FISTS AND THE MAN I sing, who, in the valleys of Hampshire,
Full of honours and gout, Tom Cribb surrendered his kingdom,
in and Greece are forgot they may box it about at their pleasure ;
Neat and the Gasman put up, and the light of Gas was extinguished.
* I acknowledge my obligations to the †.“ My troth, gin yon chield had shalearned and elegant reporter of this battle ved twa inches nearer you, your head, my for the Fancy Gazette. (See No. XVIII. man, would have lookit very like a bluidy p. 406-411.) He has been to me what pancake."--Reginald Dalton. Miss Lee's Kruitzner was to Lord Byron's You see I agree with Southey, a man Werner; and the careful and judicious cri- for whom I have a particular esteem, that tic will find, that I have, like his lordship, people ought to indicate the most minute a man for whom I have a particular esteem, sources of information. Yet the Doctor is copied the very words of my original. I not always so fair--the most splendid pasgive free leave to any critic to contrast the sage in his Roderick is merely a transcript Gazette with this Idyllium of mine, print- of a conversation I had with him on the ing them, ifthey choose, in parallel columns, top of one of the Bristol coaches in the year and cutting me up as a plagiary. If North 1814; and yet I do not recollect that he will give me the room and pay me for it, I anywhere alludes to the circumstance. In. shall do it myself most unmercifully. It is deed, he seldom mentions my name in any a long time since I have been sufficiently of his writings. Yet I respect him highly, hacked to pieces.-M. OD.
and frequently mention him in my works. [Send your Balaam to Sir Richard, if _M. OD. you please.-C. N.)
London replied to the call-the land of the Cockneys, indignant
When the great day arrived, big with the glory of Britain,
Well the ground was chosen, and quite with the eye of a poet;
We were not idle, be sure, although we waited in patience;
• Yokel.–Provincial, I opine ; but am # Fisher of fogles) i. e. pickpocket. A not sure. If wrong, shall correct in second fogle is a handkerchief.-M. OD. edition; or, at all events, in time for the § Their ra-di-ance inter-mingling.)third.-M. OD.
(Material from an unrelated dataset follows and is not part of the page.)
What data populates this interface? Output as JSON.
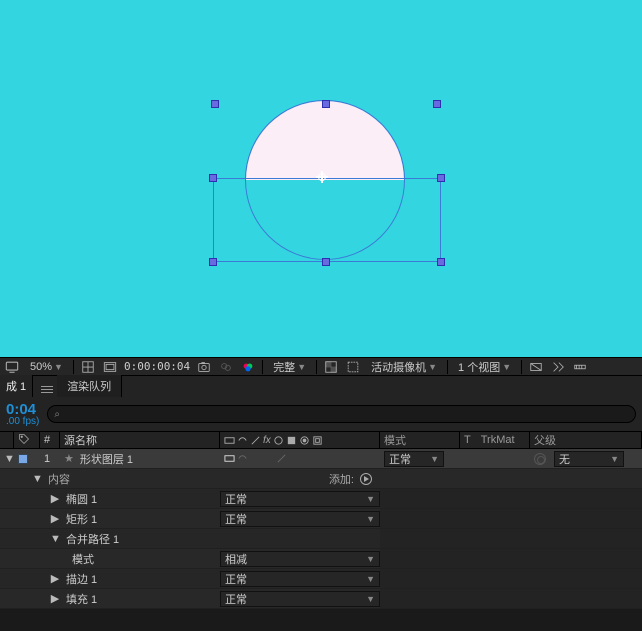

There is a fine spondaic fall. What do + Jackass, or donkey.)-I mean the four. you think of that, Doctor Carcy ? Read footed animals. No allusion whatever to the line over three times before you answer. any he or she Whig—they being biped. It must put you in mind of M. OD.
"Ag-mi-na circum-spexit."-Virg. 15
Flowed like a stream round the ring, refreshing the dry population.
Gibbons appeared at last ; and, with adjutants versed in the business,
Arm-in-arm with his backer and Belcher, followed by Harmer,
Round the first.
• Whisky, my jewel dear, fc.)-These mitted on that promising young man. fine lines are imitated from the Vision of Murray can never come to luck. Indeed, Judgment. See the passage beginning, since Keats' death, he has been publishing “Bristol, my birth-place dear, what though Sardanapalus, and Cain, and Fleury's MeI have chosen a dwelling,” &c. &c. moirs, &c. &c. which must give some saM. OD.
tisfaction to the injured shade of the de+ Tipsily quafing.) – From a poem ceased.-M. OD. about Bacchus, written by poor Jack Keats, * Hawbuck.]
Johnny Raw to the last a man for whom I had a particular esteem. degree.-M. OD. I never can read the Quarterly of late, on || Scoular.] His head of D. Bridges account of the barbarous murder it com. ranks with Chantrey's of Sir W. Scott. VOL. XIV.